- GPR65, a receptor that explains asthma, IBD and allergy
- Medicinal food diet to manipulate the microbiome and treat western lifestyle diseases
- The ‘Nutrition-microbiome-physiology axis’ and mechanisms- epigenetics and GPCRs
Visit Professor Mackay's Monash research profile to see a full listing of current projects.
The interaction between the body's immune and metabolic systems is another major area of research that Charles is leading at Clayton. Charles is a leader in the field of metabolite-sensing GPCRs, receptors that play dual roles in immune responses and metabolism. Charles published on the relevance of the main receptor characterised to date, GPR43 (Maslowski et al Nature 2009). His main interest currently is GPR65, which he believes is fundamental for barrier homeostasis (gut, skin and lung).
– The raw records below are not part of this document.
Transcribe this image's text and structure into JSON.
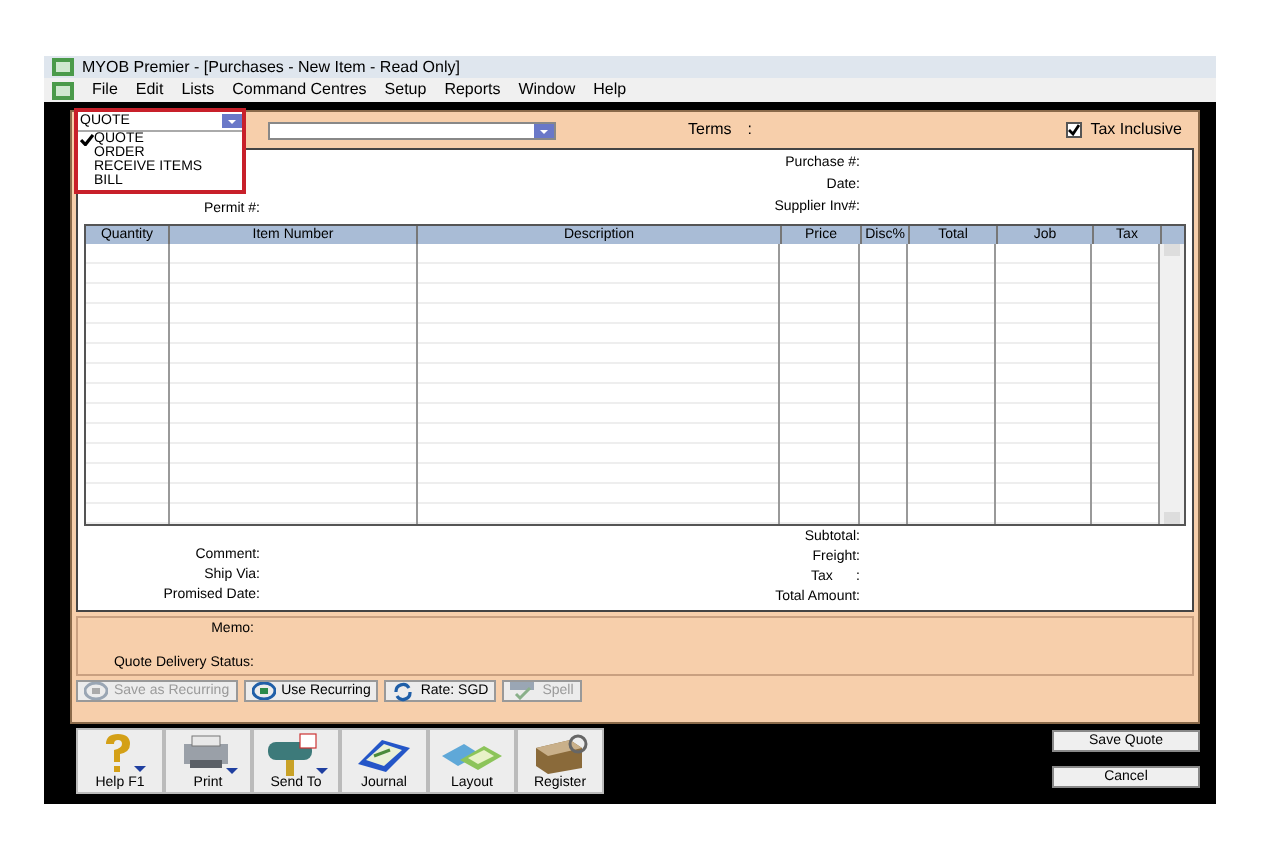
{
  "window": {
    "title": "MYOB Premier - [Purchases - New Item - Read Only]"
  },
  "menu": [
    "File",
    "Edit",
    "Lists",
    "Command Centres",
    "Setup",
    "Reports",
    "Window",
    "Help"
  ],
  "layout_combo": {
    "value": "QUOTE",
    "options": [
      {
        "label": "QUOTE",
        "selected": true
      },
      {
        "label": "ORDER",
        "selected": false
      },
      {
        "label": "RECEIVE ITEMS",
        "selected": false
      },
      {
        "label": "BILL",
        "selected": false
      }
    ]
  },
  "terms_label": "Terms",
  "terms_colon": ":",
  "tax_inclusive": {
    "label": "Tax Inclusive",
    "checked": true
  },
  "header_left": [
    "Permit #:"
  ],
  "header_right": [
    "Purchase #:",
    "Date:",
    "Supplier Inv#:"
  ],
  "table": {
    "columns": [
      "Quantity",
      "Item Number",
      "Description",
      "Price",
      "Disc%",
      "Total",
      "Job",
      "Tax"
    ]
  },
  "footer_left": [
    "Comment:",
    "Ship Via:",
    "Promised Date:"
  ],
  "footer_right": [
    "Subtotal:",
    "Freight:",
    "Tax      :",
    "Total Amount:"
  ],
  "memo_labels": [
    "Memo:",
    "Quote Delivery Status:"
  ],
  "action_buttons": [
    {
      "label": "Save as Recurring",
      "disabled": true,
      "kind": "recurring"
    },
    {
      "label": "Use Recurring",
      "disabled": false,
      "kind": "recurring"
    },
    {
      "label": "Rate:  SGD",
      "disabled": false,
      "kind": "rate"
    },
    {
      "label": "Spell",
      "disabled": true,
      "kind": "spell"
    }
  ],
  "toolbar": [
    {
      "label": "Help F1",
      "kind": "help"
    },
    {
      "label": "Print",
      "kind": "print"
    },
    {
      "label": "Send To",
      "kind": "send"
    },
    {
      "label": "Journal",
      "kind": "journal"
    },
    {
      "label": "Layout",
      "kind": "layout"
    },
    {
      "label": "Register",
      "kind": "register"
    }
  ],
  "buttons": [
    "Save Quote",
    "Cancel"
  ]
}
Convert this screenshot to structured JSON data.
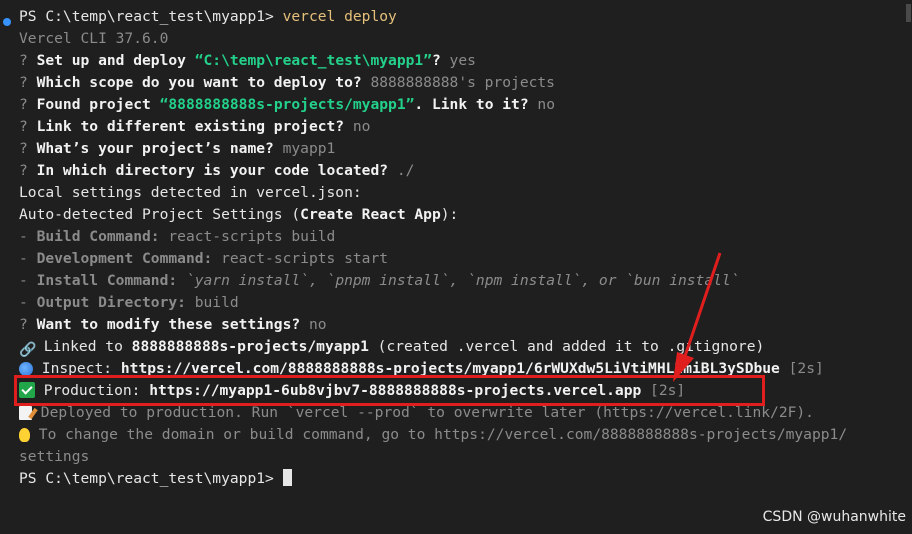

Charles believes that the incidence of diabetes, cardiovascular disease, allergies and asthma, and auto-immune diseases in Western countries relate to a changing diet. Reduced fibre and fish, increased processed foods and resulting obesity has altered the mix of microbes and the things they produce. All this changes our immune system, gut homeostasis and the regulation of inflammatory responses.
Leukocyte trafficking through the body
Charles has received international recognition for major breakthroughs in understanding the role of white blood cells and how they move around the body (see review, Von Andrian and Mackay, NEJM 2000). This work has also led to new understanding on how Human Immunodeficiency Virus (HIV) infects cells. His more recent research into leukocyte traffic to inflamed tissues has resulted in the development of a new antibody treatment (anti-C5aR), now in human clinical trials. Charles is an expert on chemokines and their receptors and is exploring the biological roles of receptors such as CXCR7, CCR6 and CXCR3.
Figure 1: Diet determines gut microbiota composition, and bacterial metabolites underlie numerous “western lifestyle” diseases
We collaborate with many scientists and research organisations around the world. Click on the map to see the details for each of these collaborators (dive into specific publications and outputs by clicking on the dots).
Student research projects
The Mackay Lab offers a variety of Honours, Masters and PhD projects for students interested in joining our group. There are also a number of short term research opportunities available.
Please visit Supervisor Connect to explore the projects currently available in our Lab.